**Exercise material:**
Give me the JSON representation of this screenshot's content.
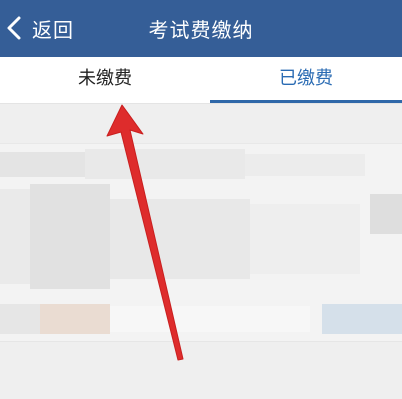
{
  "header": {
    "back_label": "返回",
    "title": "考试费缴纳",
    "background_color": "#355e97"
  },
  "tabs": [
    {
      "label": "未缴费",
      "selected": false
    },
    {
      "label": "已缴费",
      "selected": true
    }
  ],
  "colors": {
    "accent": "#2f68a9",
    "annotation_arrow": "#de2c2c"
  },
  "icons": {
    "back": "chevron-left-icon"
  }
}
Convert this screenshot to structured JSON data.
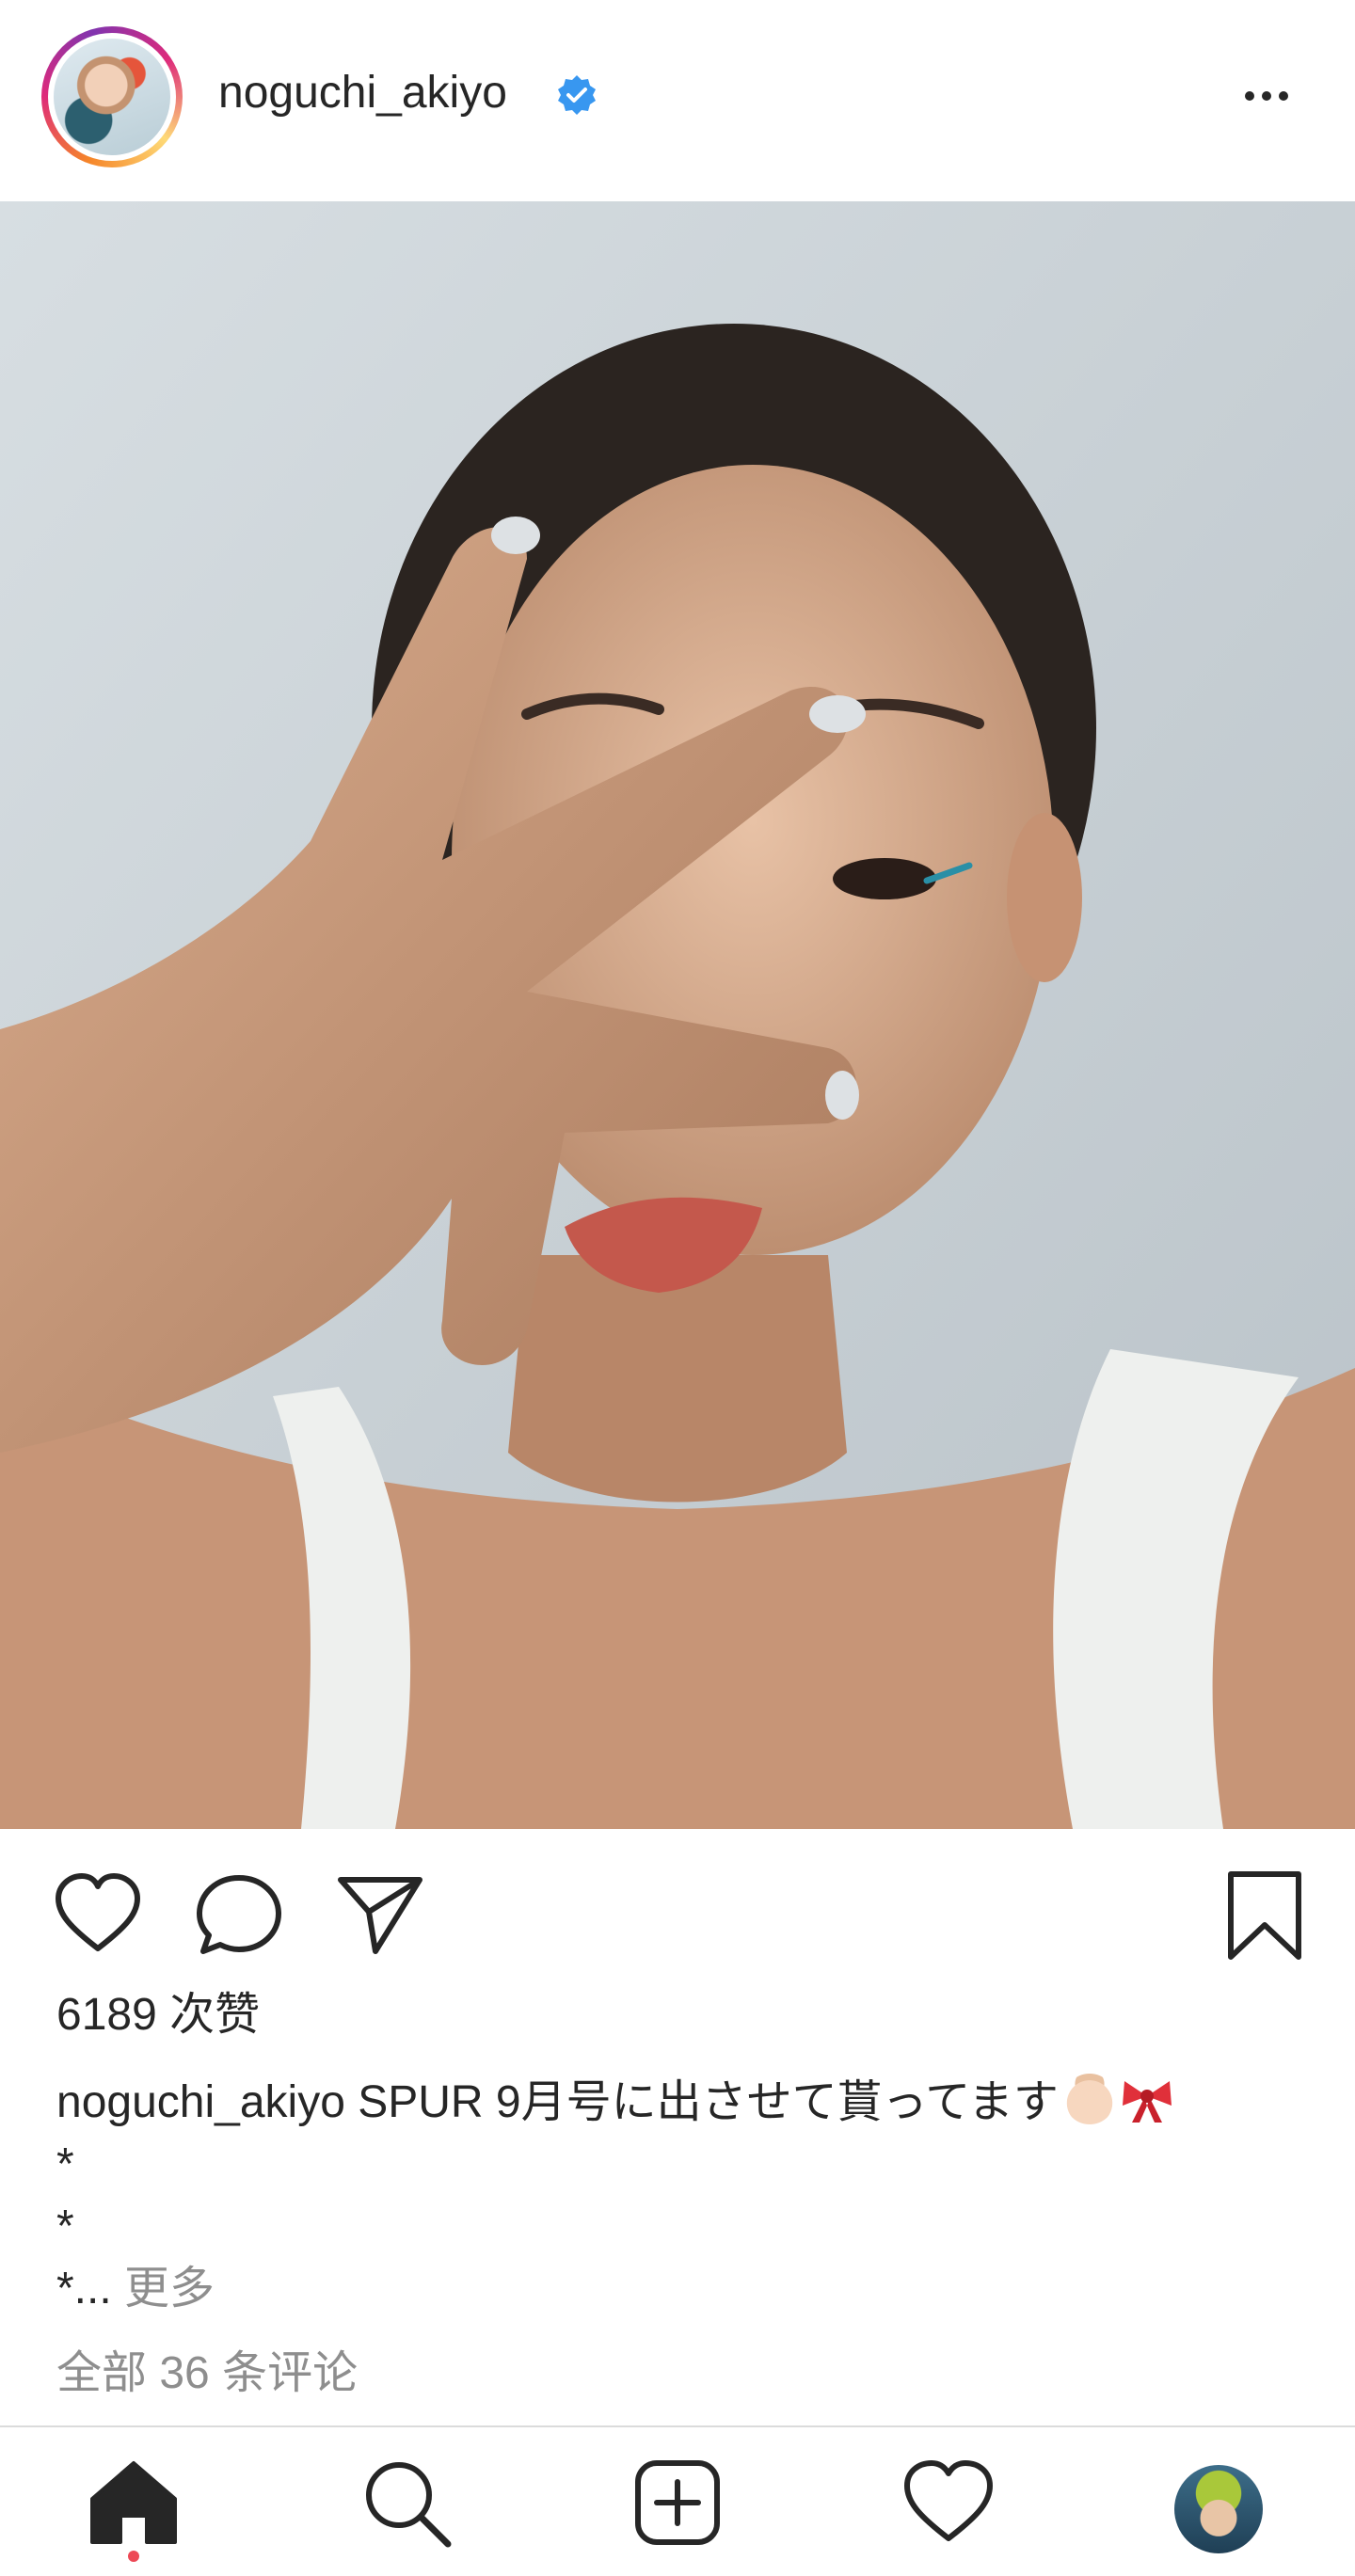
{
  "post": {
    "username": "noguchi_akiyo",
    "verified": true,
    "likes_text": "6189 次赞",
    "caption": {
      "username": "noguchi_akiyo",
      "text": "SPUR 9月号に出させて貰ってます",
      "star1": "*",
      "star2": "*",
      "star3": "*...",
      "more_label": "更多"
    },
    "comments_link": "全部 36 条评论"
  },
  "icons": {
    "header": [
      "avatar",
      "verified-badge-icon",
      "more-options-icon"
    ],
    "actions": [
      "heart-icon",
      "comment-icon",
      "share-icon",
      "bookmark-icon"
    ],
    "nav": [
      "home-icon",
      "search-icon",
      "new-post-icon",
      "activity-heart-icon",
      "profile-avatar"
    ]
  },
  "colors": {
    "verified": "#3897f0",
    "notification_dot": "#ed4956",
    "secondary_text": "#8e8e8e",
    "primary_text": "#262626"
  }
}
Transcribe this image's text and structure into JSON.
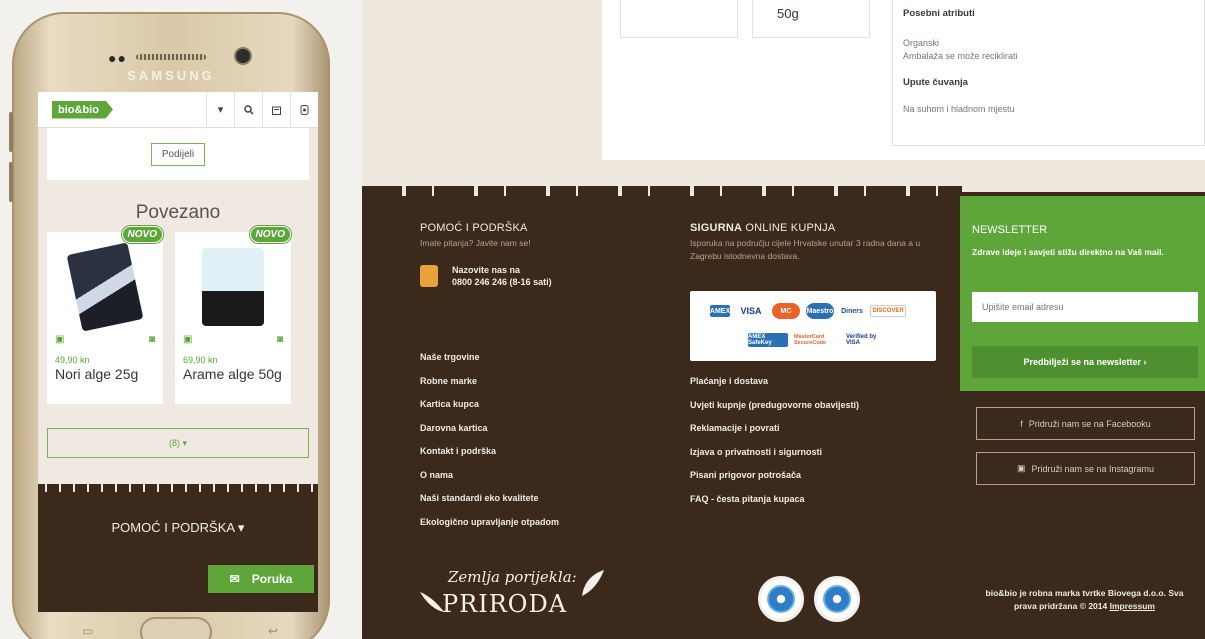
{
  "phone": {
    "brand": "SAMSUNG",
    "logo": "bio&bio",
    "header_icons": [
      "chevron-down-icon",
      "search-icon",
      "bag-icon",
      "account-icon"
    ],
    "share_label": "Podijeli",
    "related_title": "Povezano",
    "badge_label": "NOVO",
    "products": [
      {
        "price": "49,90 kn",
        "name": "Nori alge 25g"
      },
      {
        "price": "69,90 kn",
        "name": "Arame alge 50g"
      }
    ],
    "dropdown_label": "(8) ▾",
    "footer_help": "POMOĆ I PODRŠKA ▾",
    "message_label": "Poruka"
  },
  "spec": {
    "weight": "50g",
    "special_title": "Posebni atributi",
    "special_items": [
      "Organski",
      "Ambalaža se može reciklirati"
    ],
    "storage_title": "Upute čuvanja",
    "storage_text": "Na suhom i hladnom mjestu"
  },
  "footer": {
    "help": {
      "title": "POMOĆ I PODRŠKA",
      "subtitle": "Imate pitanja? Javite nam se!",
      "call_line1": "Nazovite nas na",
      "call_line2": "0800 246 246 (8-16 sati)",
      "links": [
        "Naše trgovine",
        "Robne marke",
        "Kartica kupca",
        "Darovna kartica",
        "Kontakt i podrška",
        "O nama",
        "Naši standardi eko kvalitete",
        "Ekologično upravljanje otpadom"
      ]
    },
    "secure": {
      "title_bold": "SIGURNA",
      "title_rest": " ONLINE KUPNJA",
      "subtitle": "Isporuka na području cijele Hrvatske unutar 3 radna dana a u Zagrebu istodnevna dostava.",
      "cards_row1": [
        "AMEX",
        "VISA",
        "MC",
        "Maestro",
        "Diners",
        "DISCOVER"
      ],
      "cards_row2": [
        "AMEX SafeKey",
        "MasterCard SecureCode",
        "Verified by VISA"
      ],
      "links": [
        "Plaćanje i dostava",
        "Uvjeti kupnje (predugovorne obavijesti)",
        "Reklamacije i povrati",
        "Izjava o privatnosti i sigurnosti",
        "Pisani prigovor potrošača",
        "FAQ - česta pitanja kupaca"
      ]
    },
    "newsletter": {
      "title": "NEWSLETTER",
      "text": "Zdrave ideje i savjeti stižu direktno na Vaš mail.",
      "placeholder": "Upišite email adresu",
      "button": "Predbilježi se na newsletter ›"
    },
    "social": {
      "facebook": "Pridruži nam se na Facebooku",
      "instagram": "Pridruži nam se na Instagramu"
    },
    "logo_line1": "Zemlja porijekla:",
    "logo_line2": "PRIRODA",
    "copyright_line1": "bio&bio je robna marka tvrtke Biovega d.o.o. Sva",
    "copyright_line2": "prava pridržana © 2014",
    "impressum": "Impressum"
  },
  "colors": {
    "brand_green": "#5fa63a",
    "footer_brown": "#3b2a1c",
    "bg_beige": "#efe8df"
  }
}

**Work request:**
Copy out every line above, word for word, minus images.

**Response:**
Give me the JSON representation of this screenshot's content.
{
  "header": {
    "back_label": "返回",
    "title": "考试费缴纳",
    "background_color": "#355e97"
  },
  "tabs": [
    {
      "label": "未缴费",
      "selected": false
    },
    {
      "label": "已缴费",
      "selected": true
    }
  ],
  "colors": {
    "accent": "#2f68a9",
    "annotation_arrow": "#de2c2c"
  },
  "icons": {
    "back": "chevron-left-icon"
  }
}
Convert this screenshot to structured JSON data.
{
  "post": {
    "username": "noguchi_akiyo",
    "verified": true,
    "likes_text": "6189 次赞",
    "caption": {
      "username": "noguchi_akiyo",
      "text": "SPUR 9月号に出させて貰ってます",
      "star1": "*",
      "star2": "*",
      "star3": "*...",
      "more_label": "更多"
    },
    "comments_link": "全部 36 条评论"
  },
  "icons": {
    "header": [
      "avatar",
      "verified-badge-icon",
      "more-options-icon"
    ],
    "actions": [
      "heart-icon",
      "comment-icon",
      "share-icon",
      "bookmark-icon"
    ],
    "nav": [
      "home-icon",
      "search-icon",
      "new-post-icon",
      "activity-heart-icon",
      "profile-avatar"
    ]
  },
  "colors": {
    "verified": "#3897f0",
    "notification_dot": "#ed4956",
    "secondary_text": "#8e8e8e",
    "primary_text": "#262626"
  }
}
Transcribe this image's text and structure into JSON.
{
  "phone": {
    "brand": "SAMSUNG",
    "logo": "bio&bio",
    "header_icons": [
      "chevron-down-icon",
      "search-icon",
      "bag-icon",
      "account-icon"
    ],
    "share_label": "Podijeli",
    "related_title": "Povezano",
    "badge_label": "NOVO",
    "products": [
      {
        "price": "49,90 kn",
        "name": "Nori alge 25g"
      },
      {
        "price": "69,90 kn",
        "name": "Arame alge 50g"
      }
    ],
    "dropdown_label": "(8) ▾",
    "footer_help": "POMOĆ I PODRŠKA ▾",
    "message_label": "Poruka"
  },
  "spec": {
    "weight": "50g",
    "special_title": "Posebni atributi",
    "special_items": [
      "Organski",
      "Ambalaža se može reciklirati"
    ],
    "storage_title": "Upute čuvanja",
    "storage_text": "Na suhom i hladnom mjestu"
  },
  "footer": {
    "help": {
      "title": "POMOĆ I PODRŠKA",
      "subtitle": "Imate pitanja? Javite nam se!",
      "call_line1": "Nazovite nas na",
      "call_line2": "0800 246 246 (8-16 sati)",
      "links": [
        "Naše trgovine",
        "Robne marke",
        "Kartica kupca",
        "Darovna kartica",
        "Kontakt i podrška",
        "O nama",
        "Naši standardi eko kvalitete",
        "Ekologično upravljanje otpadom"
      ]
    },
    "secure": {
      "title_bold": "SIGURNA",
      "title_rest": " ONLINE KUPNJA",
      "subtitle": "Isporuka na području cijele Hrvatske unutar 3 radna dana a u Zagrebu istodnevna dostava.",
      "cards_row1": [
        "AMEX",
        "VISA",
        "MC",
        "Maestro",
        "Diners",
        "DISCOVER"
      ],
      "cards_row2": [
        "AMEX SafeKey",
        "MasterCard SecureCode",
        "Verified by VISA"
      ],
      "links": [
        "Plaćanje i dostava",
        "Uvjeti kupnje (predugovorne obavijesti)",
        "Reklamacije i povrati",
        "Izjava o privatnosti i sigurnosti",
        "Pisani prigovor potrošača",
        "FAQ - česta pitanja kupaca"
      ]
    },
    "newsletter": {
      "title": "NEWSLETTER",
      "text": "Zdrave ideje i savjeti stižu direktno na Vaš mail.",
      "placeholder": "Upišite email adresu",
      "button": "Predbilježi se na newsletter ›"
    },
    "social": {
      "facebook": "Pridruži nam se na Facebooku",
      "instagram": "Pridruži nam se na Instagramu"
    },
    "logo_line1": "Zemlja porijekla:",
    "logo_line2": "PRIRODA",
    "copyright_line1": "bio&bio je robna marka tvrtke Biovega d.o.o. Sva",
    "copyright_line2": "prava pridržana © 2014",
    "impressum": "Impressum"
  },
  "colors": {
    "brand_green": "#5fa63a",
    "footer_brown": "#3b2a1c",
    "bg_beige": "#efe8df"
  }
}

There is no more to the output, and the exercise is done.